─── Dataset content ───

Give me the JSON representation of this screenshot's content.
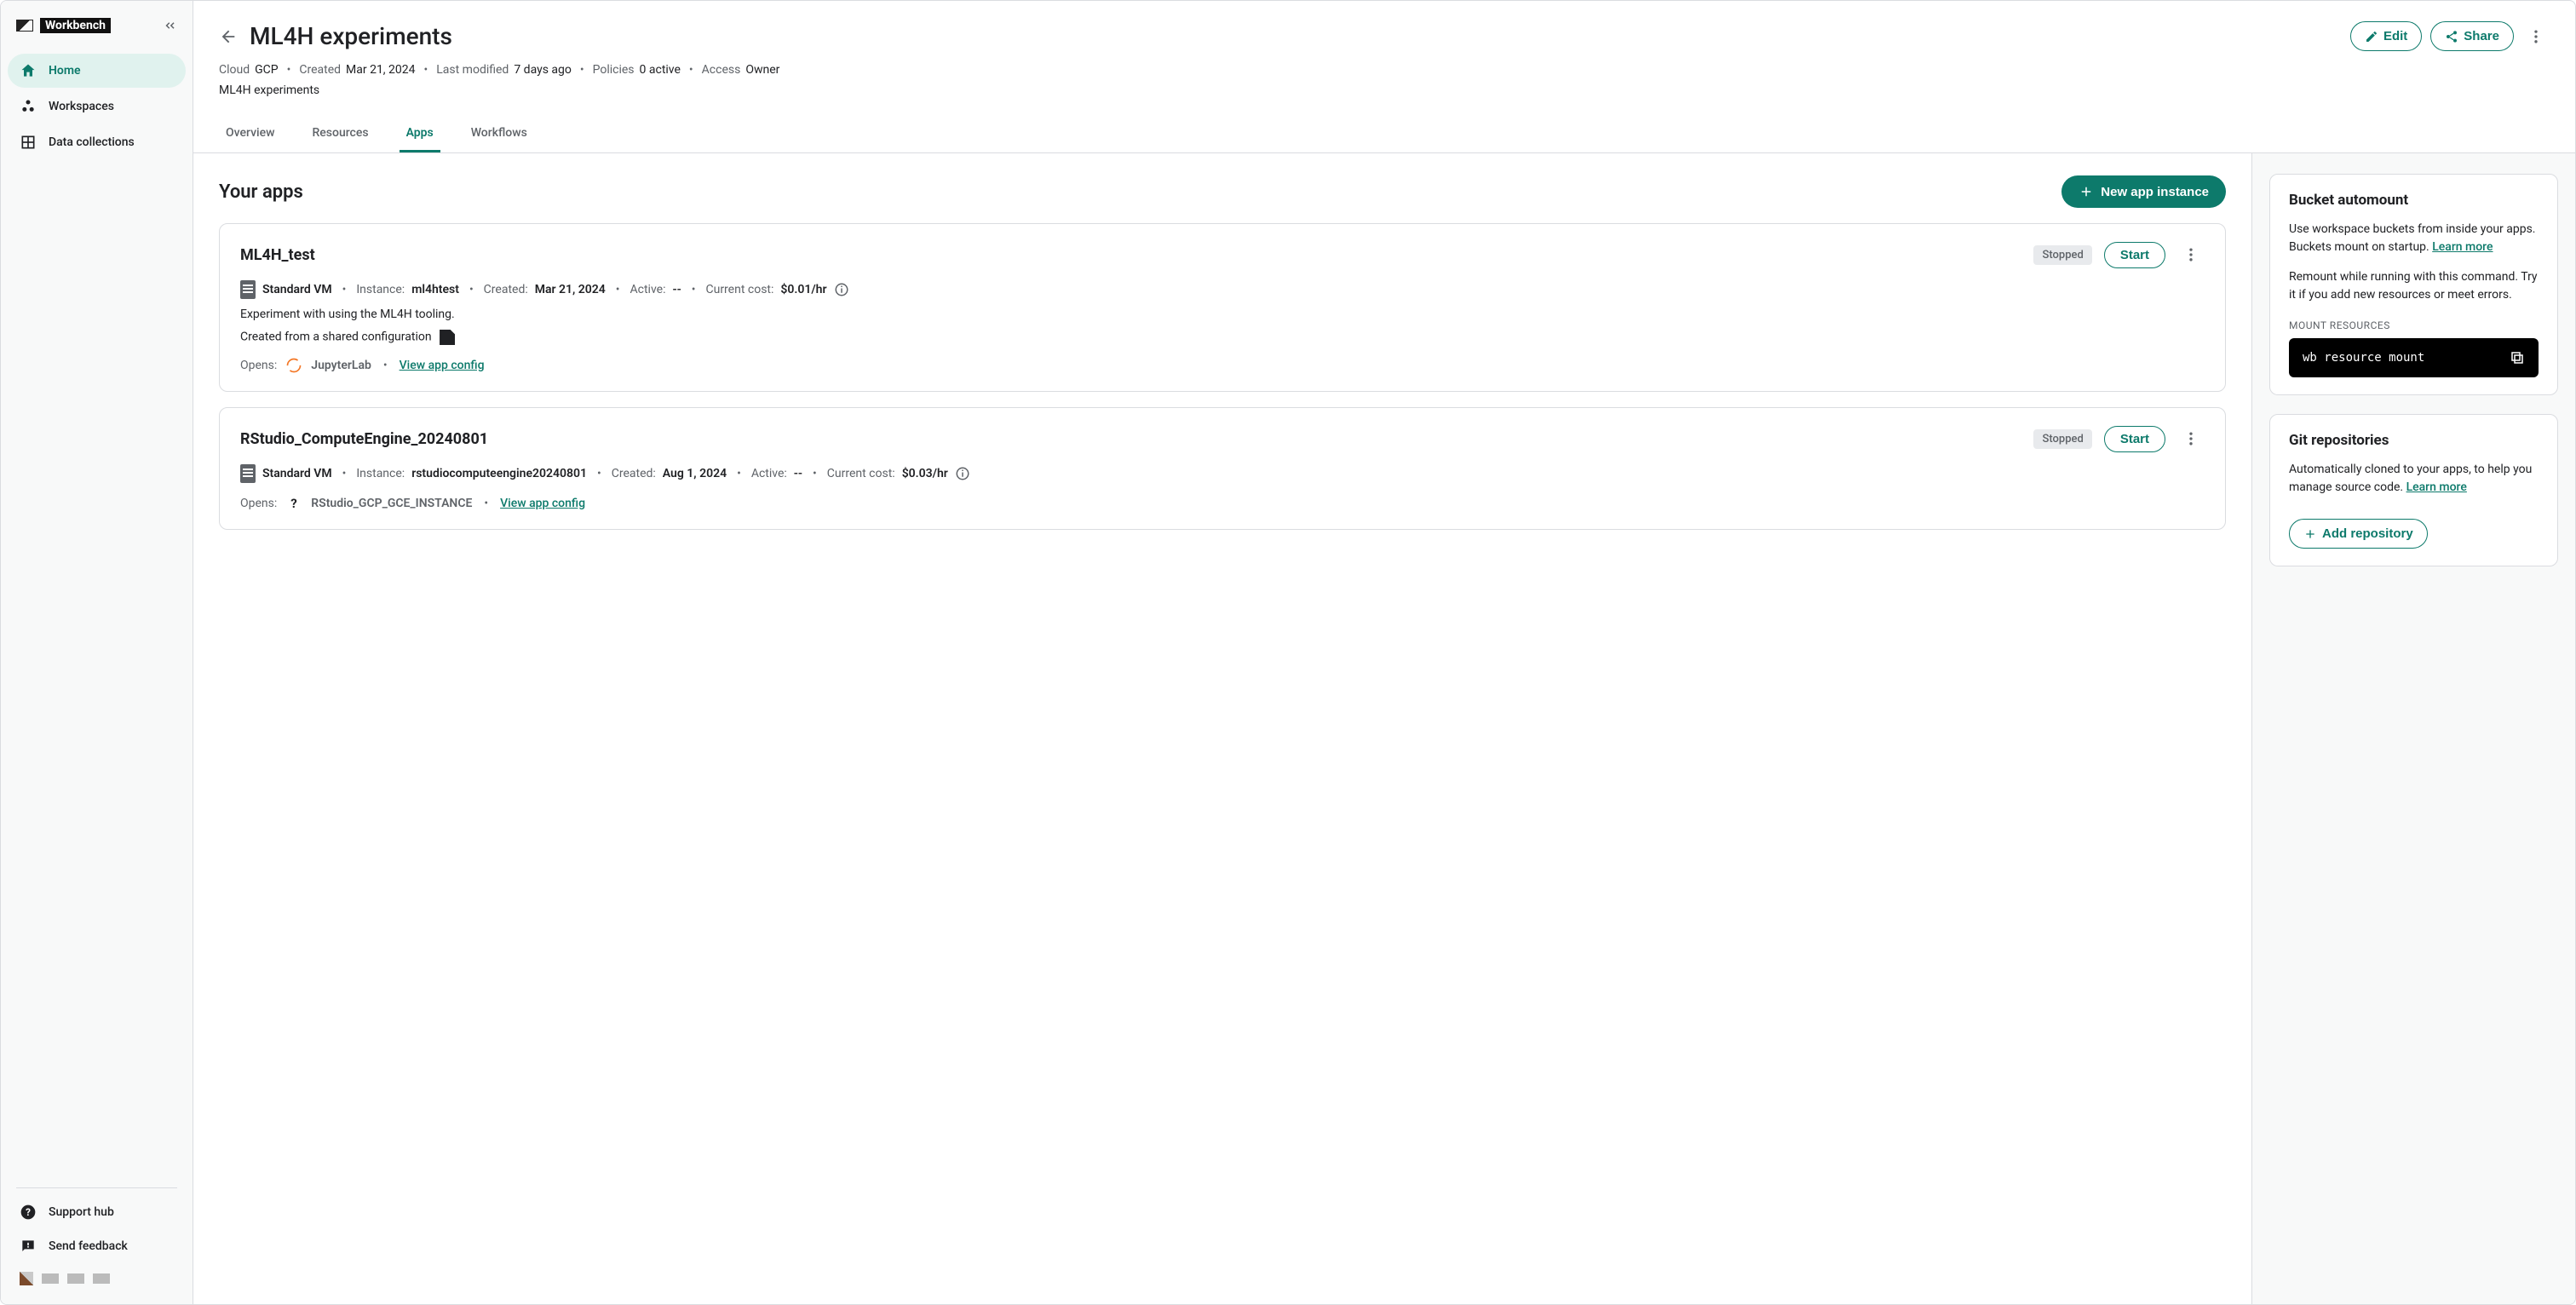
{
  "brand": {
    "name": "Workbench"
  },
  "sidebar": {
    "items": [
      {
        "label": "Home"
      },
      {
        "label": "Workspaces"
      },
      {
        "label": "Data collections"
      }
    ],
    "footer": [
      {
        "label": "Support hub"
      },
      {
        "label": "Send feedback"
      }
    ]
  },
  "header": {
    "title": "ML4H experiments",
    "edit": "Edit",
    "share": "Share",
    "meta": {
      "cloud_label": "Cloud",
      "cloud_value": "GCP",
      "created_label": "Created",
      "created_value": "Mar 21, 2024",
      "modified_label": "Last modified",
      "modified_value": "7 days ago",
      "policies_label": "Policies",
      "policies_value": "0 active",
      "access_label": "Access",
      "access_value": "Owner"
    },
    "description": "ML4H experiments",
    "tabs": [
      "Overview",
      "Resources",
      "Apps",
      "Workflows"
    ],
    "active_tab": "Apps"
  },
  "apps": {
    "section_title": "Your apps",
    "new_button": "New app instance",
    "list": [
      {
        "name": "ML4H_test",
        "status": "Stopped",
        "start": "Start",
        "vm_type": "Standard VM",
        "instance_label": "Instance:",
        "instance_value": "ml4htest",
        "created_label": "Created:",
        "created_value": "Mar 21, 2024",
        "active_label": "Active:",
        "active_value": "--",
        "cost_label": "Current cost:",
        "cost_value": "$0.01/hr",
        "description": "Experiment with using the ML4H tooling.",
        "config_note": "Created from a shared configuration",
        "opens_label": "Opens:",
        "opens_app": "JupyterLab",
        "view_config": "View app config"
      },
      {
        "name": "RStudio_ComputeEngine_20240801",
        "status": "Stopped",
        "start": "Start",
        "vm_type": "Standard VM",
        "instance_label": "Instance:",
        "instance_value": "rstudiocomputeengine20240801",
        "created_label": "Created:",
        "created_value": "Aug 1, 2024",
        "active_label": "Active:",
        "active_value": "--",
        "cost_label": "Current cost:",
        "cost_value": "$0.03/hr",
        "opens_label": "Opens:",
        "opens_app": "RStudio_GCP_GCE_INSTANCE",
        "view_config": "View app config"
      }
    ]
  },
  "right": {
    "bucket": {
      "title": "Bucket automount",
      "p1": "Use workspace buckets from inside your apps. Buckets mount on startup. ",
      "learn": "Learn more",
      "p2": "Remount while running with this command. Try it if you add new resources or meet errors.",
      "mount_label": "MOUNT RESOURCES",
      "command": "wb resource mount"
    },
    "git": {
      "title": "Git repositories",
      "p1": "Automatically cloned to your apps, to help you manage source code. ",
      "learn": "Learn more",
      "add_btn": "Add repository"
    }
  }
}
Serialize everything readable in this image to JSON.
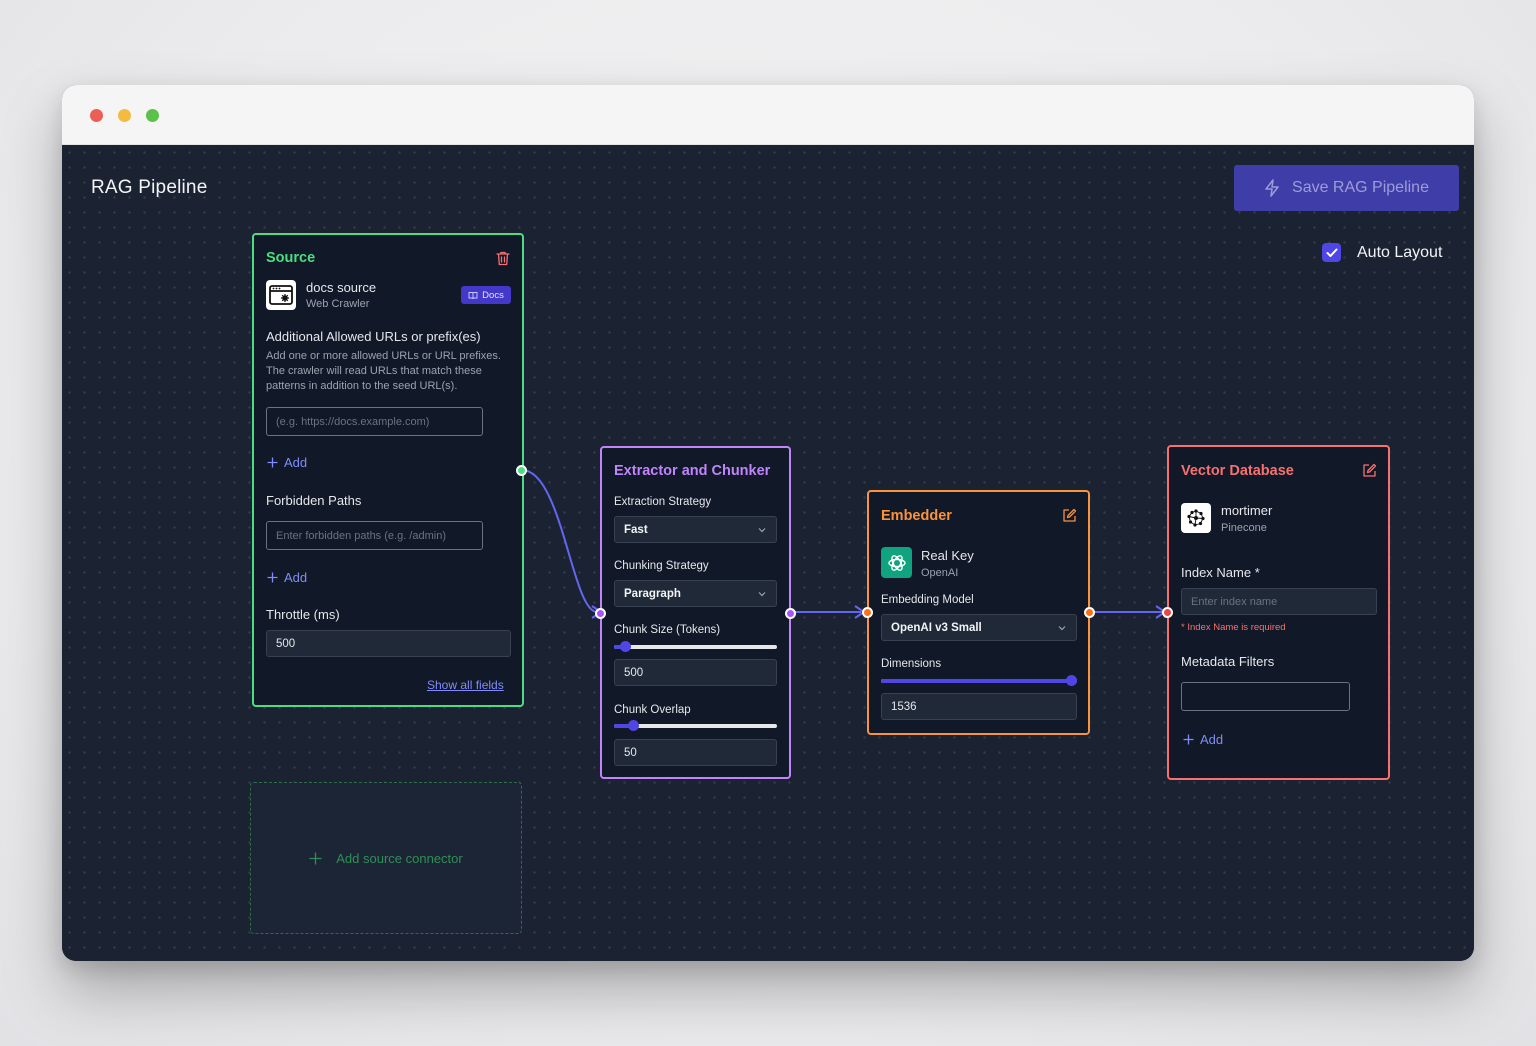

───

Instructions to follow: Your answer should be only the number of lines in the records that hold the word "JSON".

Answer to the exercise: 2